A new release of Evernote is available for download through the Mac AppStore today and, despite all of the promotional videos showing off the new interface, I must admit that I'm quite surprised with some of the changes. The release notes tout over 100 new features that touch the left sidebar, browsing and creating notes, search, collaboration, and a bunch of other improvements, but this doesn't really give the update due justice. It's different. Very different. A good different1.
Software updates at one time were a reason for excitement. What new features would come with the update? Which bugs were squashed? Now, though, updates come with the question of whether or not I can afford the system resource consumption. As developers are asked to do more and more with their products1, we are constantly pushing up against the upper boundaries of what relatively new technology is capable of handling. This is seen all over the software industry but the one piece of software that I have started to rely on the most has also progressed to such an extent that their native applications are just too resource-heavy for me. I speak, of course, about Evernote.

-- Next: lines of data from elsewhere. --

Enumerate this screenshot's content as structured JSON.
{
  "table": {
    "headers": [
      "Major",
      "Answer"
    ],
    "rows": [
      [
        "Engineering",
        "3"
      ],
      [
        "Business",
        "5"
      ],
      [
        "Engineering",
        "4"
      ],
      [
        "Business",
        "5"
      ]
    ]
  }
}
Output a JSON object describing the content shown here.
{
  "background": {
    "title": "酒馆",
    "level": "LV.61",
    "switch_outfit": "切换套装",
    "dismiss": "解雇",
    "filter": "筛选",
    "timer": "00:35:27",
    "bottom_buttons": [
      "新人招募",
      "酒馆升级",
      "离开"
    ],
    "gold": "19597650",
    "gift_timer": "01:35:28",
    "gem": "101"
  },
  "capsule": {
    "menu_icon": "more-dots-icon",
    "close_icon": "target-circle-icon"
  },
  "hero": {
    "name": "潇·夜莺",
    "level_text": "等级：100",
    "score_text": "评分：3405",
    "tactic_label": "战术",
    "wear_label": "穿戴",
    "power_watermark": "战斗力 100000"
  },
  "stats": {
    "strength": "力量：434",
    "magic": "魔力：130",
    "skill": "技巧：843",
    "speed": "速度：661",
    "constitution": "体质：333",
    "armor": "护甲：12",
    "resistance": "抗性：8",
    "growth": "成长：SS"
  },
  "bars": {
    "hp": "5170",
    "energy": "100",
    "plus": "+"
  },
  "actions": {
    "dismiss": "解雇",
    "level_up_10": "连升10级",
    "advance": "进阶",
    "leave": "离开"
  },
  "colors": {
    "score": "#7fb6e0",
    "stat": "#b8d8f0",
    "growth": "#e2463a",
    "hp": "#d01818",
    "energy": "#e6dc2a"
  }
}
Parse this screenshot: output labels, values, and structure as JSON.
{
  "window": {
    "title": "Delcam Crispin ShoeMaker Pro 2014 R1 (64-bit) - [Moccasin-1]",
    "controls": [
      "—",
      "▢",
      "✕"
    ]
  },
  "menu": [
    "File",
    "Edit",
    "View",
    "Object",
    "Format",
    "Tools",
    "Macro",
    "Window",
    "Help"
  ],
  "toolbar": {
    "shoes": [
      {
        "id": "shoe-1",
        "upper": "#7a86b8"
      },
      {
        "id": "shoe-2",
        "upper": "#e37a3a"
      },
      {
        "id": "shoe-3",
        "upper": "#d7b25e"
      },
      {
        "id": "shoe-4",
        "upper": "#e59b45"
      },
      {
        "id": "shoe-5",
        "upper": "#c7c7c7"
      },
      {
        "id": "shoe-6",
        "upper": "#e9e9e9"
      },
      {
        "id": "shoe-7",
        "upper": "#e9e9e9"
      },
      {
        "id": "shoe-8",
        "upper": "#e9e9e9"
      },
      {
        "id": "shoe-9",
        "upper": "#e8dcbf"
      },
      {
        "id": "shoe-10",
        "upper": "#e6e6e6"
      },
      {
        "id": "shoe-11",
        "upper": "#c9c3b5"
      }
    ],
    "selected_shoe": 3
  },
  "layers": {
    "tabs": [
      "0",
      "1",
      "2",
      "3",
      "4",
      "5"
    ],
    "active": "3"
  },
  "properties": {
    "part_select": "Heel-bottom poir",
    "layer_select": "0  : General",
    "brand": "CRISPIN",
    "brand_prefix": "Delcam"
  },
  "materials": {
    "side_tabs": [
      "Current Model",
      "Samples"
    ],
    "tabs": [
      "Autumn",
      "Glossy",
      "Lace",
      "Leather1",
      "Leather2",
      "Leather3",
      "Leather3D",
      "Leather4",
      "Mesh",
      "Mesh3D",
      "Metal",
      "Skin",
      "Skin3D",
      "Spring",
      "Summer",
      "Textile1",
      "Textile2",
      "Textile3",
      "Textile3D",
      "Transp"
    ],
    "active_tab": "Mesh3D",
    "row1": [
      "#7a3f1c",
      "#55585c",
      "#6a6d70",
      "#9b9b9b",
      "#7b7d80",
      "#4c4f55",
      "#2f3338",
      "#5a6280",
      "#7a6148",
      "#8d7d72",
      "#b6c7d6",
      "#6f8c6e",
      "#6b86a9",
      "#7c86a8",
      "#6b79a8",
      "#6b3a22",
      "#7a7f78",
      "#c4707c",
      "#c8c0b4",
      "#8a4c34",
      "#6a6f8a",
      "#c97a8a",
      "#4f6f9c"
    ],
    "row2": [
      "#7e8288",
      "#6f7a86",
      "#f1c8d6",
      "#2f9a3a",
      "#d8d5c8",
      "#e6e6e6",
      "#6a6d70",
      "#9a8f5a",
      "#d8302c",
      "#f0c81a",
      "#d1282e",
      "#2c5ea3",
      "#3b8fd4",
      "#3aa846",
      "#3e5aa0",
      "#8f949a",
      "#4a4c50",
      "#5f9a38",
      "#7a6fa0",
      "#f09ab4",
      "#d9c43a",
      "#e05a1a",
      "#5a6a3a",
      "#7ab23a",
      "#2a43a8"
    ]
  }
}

For the better part of five years I've been using an Acer AspireOne netbook for the majority of my development work. Five years ago the original intent of this system was to act as a portable unit to write blog posts while killing time between lessons at the office. That said, I couldn't resist the urge to write software and installed Visual Studio, phpDesigner, and a number of other applications that help me be a productive guy. Unfortunately, there are some problems with this sort of setup.